4.3. Deletion of a Node From an AVL Tree

The inverse of the INSERT operation is the DELETE operation: given a value X and an AVL tree T, delete the node containing X and rebalance the resulting tree, if necessary. It turns out that DELETE is considerably more complex than INSERT - we will not go into the details in this course.

To illustrate the additional complexity, recall that to insert a new value into an AVL tree, we never need to do more than 2 rotations in order to restore the tree's balance. We can use rotations to restore the balance when we do a deletion, too, but in some cases we may have to do a rotation at every level of the tree (O(logN) rotations in the worst case).

Here is a tree that causes this worse case # of rotations (we're deleting X). At every node the left subtree is one shorter than the right subtree (numbers shown are height of subtrees):
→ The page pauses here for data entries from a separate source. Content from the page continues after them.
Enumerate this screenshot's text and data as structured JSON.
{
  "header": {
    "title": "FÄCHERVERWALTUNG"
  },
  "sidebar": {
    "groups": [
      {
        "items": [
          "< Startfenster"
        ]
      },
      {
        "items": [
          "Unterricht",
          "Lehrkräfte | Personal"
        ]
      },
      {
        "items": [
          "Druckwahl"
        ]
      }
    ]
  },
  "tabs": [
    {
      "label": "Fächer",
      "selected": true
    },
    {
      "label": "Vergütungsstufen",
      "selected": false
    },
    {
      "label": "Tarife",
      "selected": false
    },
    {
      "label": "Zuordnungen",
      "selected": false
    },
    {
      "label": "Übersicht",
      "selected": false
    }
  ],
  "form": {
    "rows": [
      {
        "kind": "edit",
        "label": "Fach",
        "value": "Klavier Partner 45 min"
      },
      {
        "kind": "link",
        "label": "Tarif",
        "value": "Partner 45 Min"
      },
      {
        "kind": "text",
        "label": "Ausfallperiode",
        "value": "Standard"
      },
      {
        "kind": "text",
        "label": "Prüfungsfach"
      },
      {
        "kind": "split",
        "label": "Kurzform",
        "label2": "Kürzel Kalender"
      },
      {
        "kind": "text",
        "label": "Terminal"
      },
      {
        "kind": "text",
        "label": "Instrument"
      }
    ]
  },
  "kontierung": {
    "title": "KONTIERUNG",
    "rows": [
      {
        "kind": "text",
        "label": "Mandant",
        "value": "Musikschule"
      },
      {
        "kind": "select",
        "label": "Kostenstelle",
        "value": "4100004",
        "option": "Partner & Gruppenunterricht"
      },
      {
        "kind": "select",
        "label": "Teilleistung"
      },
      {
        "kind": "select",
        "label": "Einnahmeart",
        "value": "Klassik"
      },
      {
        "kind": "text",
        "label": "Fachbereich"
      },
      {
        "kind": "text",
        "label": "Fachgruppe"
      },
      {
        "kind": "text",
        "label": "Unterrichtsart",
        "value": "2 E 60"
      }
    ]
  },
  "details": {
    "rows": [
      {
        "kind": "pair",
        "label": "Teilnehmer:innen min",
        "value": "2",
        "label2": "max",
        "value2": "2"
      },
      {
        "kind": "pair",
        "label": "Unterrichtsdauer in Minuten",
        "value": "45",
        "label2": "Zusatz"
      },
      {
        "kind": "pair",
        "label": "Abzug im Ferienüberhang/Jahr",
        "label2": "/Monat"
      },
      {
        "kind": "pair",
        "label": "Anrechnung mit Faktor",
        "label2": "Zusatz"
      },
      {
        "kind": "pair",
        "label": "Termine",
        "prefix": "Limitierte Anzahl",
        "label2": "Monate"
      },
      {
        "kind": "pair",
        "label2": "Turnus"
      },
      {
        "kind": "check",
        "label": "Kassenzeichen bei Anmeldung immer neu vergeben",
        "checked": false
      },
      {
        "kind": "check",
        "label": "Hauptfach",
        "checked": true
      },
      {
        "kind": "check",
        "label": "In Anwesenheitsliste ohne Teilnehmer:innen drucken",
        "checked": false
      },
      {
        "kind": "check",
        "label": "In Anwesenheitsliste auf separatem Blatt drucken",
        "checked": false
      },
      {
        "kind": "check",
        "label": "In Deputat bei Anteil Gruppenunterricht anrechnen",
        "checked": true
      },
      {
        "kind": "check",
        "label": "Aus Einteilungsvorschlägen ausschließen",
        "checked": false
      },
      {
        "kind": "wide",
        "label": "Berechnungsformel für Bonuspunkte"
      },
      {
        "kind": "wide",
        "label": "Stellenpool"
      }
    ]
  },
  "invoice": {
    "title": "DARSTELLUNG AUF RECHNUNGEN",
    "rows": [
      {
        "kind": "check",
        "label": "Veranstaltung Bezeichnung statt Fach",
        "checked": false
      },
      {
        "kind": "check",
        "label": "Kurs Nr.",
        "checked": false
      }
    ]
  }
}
Draw the following on the board as you go.
Deleting X upsets the balance at `A'. When we rotate (B up, A down) to fix this, the whole of this subtree - which is E's left subtree - gets shorter. This means the balance at `E' is upset. When we fix this with a rotation (F up, E down) This subtree (D's left subtree) gets shorter - the subtree heights at this stage are 4 on the left and 6 on the right. When we rotate to fix this (D down, M up), we will get a 5-5 balance at D - so now it is one shorter and its parent is out of balance. This can propagate right to the top of the tree.